The Pre-OGL World
It’s the 1980s. There are hundreds of table-top role-playing games, but one stands above all others: Dungeons and Dragons. DnD has a sales market share of perhaps 60% — maybe more. How many people play DnD compared to other RPGs? No one can say for sure, but looking at the average convention game list, it seems pretty clear that DnD books sit on the majority of gaming tables.
Not only does TSR hold the fate of the hobby in they hands, they’ve got the hobby by the balls. Why?
If someone decides to try out this strange RPG hobby, they are very likely to try DnD — even more so if they don’t know any other role-players. When we describe our hobby to people, it usually ends with the epiphanic statement, “Oh, you mean like DnD!”
I think most people would agree that two things created the environment necessary for a real edition war: the OGL, and 4th Ed’s major departure from the previous edition.
Without the OGL, no single company could gain enough traction to take away any significant mark share from WotC. Without the major changes in 4th Ed, there wouldn’t have been a schism.
The OGL allowed the previous edition to continue to grow and flourish, and MANY players opted for this re-vamped version. By some estimates, WotC’s previous market share is now split between DnD4E and Pathfinder.
Spoils of War

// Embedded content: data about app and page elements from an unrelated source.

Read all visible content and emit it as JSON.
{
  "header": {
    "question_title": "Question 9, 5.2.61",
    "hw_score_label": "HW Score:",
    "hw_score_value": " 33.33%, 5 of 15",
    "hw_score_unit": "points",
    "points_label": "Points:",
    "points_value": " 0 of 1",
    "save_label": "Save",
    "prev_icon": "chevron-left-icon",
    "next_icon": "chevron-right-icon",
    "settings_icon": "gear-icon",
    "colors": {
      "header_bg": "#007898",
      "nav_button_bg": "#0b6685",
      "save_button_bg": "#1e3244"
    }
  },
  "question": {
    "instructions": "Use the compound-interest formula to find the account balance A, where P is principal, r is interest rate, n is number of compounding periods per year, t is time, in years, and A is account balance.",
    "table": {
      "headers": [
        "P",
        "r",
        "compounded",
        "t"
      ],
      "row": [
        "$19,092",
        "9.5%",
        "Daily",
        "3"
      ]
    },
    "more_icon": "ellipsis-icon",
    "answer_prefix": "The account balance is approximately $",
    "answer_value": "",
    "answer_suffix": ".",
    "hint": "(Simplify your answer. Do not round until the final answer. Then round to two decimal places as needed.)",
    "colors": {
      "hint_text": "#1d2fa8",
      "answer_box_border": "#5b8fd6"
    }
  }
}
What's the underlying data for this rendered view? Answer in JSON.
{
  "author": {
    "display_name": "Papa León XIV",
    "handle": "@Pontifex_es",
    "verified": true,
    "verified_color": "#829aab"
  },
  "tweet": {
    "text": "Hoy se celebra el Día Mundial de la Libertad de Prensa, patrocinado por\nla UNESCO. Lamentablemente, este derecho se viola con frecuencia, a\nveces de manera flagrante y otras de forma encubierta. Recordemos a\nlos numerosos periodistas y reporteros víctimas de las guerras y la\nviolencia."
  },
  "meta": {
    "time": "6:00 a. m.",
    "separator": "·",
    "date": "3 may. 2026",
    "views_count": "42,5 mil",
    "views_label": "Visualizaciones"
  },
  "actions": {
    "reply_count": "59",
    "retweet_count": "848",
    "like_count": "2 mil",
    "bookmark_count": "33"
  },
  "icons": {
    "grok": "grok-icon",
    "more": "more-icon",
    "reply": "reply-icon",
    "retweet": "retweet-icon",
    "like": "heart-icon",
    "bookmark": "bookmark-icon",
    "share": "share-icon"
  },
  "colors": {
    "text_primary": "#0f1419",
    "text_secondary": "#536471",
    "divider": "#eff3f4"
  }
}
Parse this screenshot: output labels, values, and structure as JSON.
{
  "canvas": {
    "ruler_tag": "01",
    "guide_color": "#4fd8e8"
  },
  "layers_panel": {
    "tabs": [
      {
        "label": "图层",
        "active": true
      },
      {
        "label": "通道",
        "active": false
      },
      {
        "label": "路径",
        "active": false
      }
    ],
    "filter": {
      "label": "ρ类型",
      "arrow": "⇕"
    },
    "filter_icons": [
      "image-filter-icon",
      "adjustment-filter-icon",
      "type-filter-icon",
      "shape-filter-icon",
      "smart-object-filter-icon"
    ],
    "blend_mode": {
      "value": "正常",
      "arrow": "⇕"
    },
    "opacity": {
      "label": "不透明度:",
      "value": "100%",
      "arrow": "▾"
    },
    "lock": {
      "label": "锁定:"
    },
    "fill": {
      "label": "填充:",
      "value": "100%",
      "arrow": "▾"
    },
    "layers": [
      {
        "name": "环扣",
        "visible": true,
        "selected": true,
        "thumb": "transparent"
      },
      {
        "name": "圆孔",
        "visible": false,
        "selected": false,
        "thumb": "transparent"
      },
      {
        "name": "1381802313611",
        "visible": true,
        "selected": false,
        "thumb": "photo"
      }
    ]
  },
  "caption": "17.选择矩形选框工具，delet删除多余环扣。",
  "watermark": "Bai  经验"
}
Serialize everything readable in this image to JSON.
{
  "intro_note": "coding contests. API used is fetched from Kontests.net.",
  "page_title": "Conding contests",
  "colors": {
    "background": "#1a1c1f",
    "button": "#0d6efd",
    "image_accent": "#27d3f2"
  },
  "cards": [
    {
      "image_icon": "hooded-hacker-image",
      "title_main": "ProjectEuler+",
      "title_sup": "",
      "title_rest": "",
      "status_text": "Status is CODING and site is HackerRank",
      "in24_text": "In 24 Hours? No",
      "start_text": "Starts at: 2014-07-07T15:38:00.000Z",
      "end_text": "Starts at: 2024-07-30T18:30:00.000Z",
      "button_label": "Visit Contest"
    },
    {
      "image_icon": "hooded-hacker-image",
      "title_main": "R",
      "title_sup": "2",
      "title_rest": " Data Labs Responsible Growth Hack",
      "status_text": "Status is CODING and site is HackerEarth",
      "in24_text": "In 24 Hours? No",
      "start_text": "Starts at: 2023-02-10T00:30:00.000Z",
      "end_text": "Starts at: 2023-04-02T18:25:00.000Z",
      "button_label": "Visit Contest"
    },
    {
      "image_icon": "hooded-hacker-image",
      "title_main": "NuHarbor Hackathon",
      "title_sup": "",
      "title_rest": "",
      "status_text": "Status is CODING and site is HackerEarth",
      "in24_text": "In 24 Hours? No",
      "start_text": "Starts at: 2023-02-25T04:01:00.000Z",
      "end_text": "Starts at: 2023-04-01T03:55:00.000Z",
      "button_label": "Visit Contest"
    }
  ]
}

So a bunch of malcontents who insisted on clinging to the old edition groused and complained. They filled forums with flame wars about how much 4th Ed sucks. They were mad. They were pissed off. They hated what WotC did to the game — so much so, they flocked to Pathfinder.
We now have two companies that work for your business, rather than one company that expects your business.
If the edition war didn’t play out the way it did, if the grumpy old men playing 3.5 Ed. had just sat back quietly and not caused a fuss, what would the hobby look like today?
Filed under: RPG Industry BS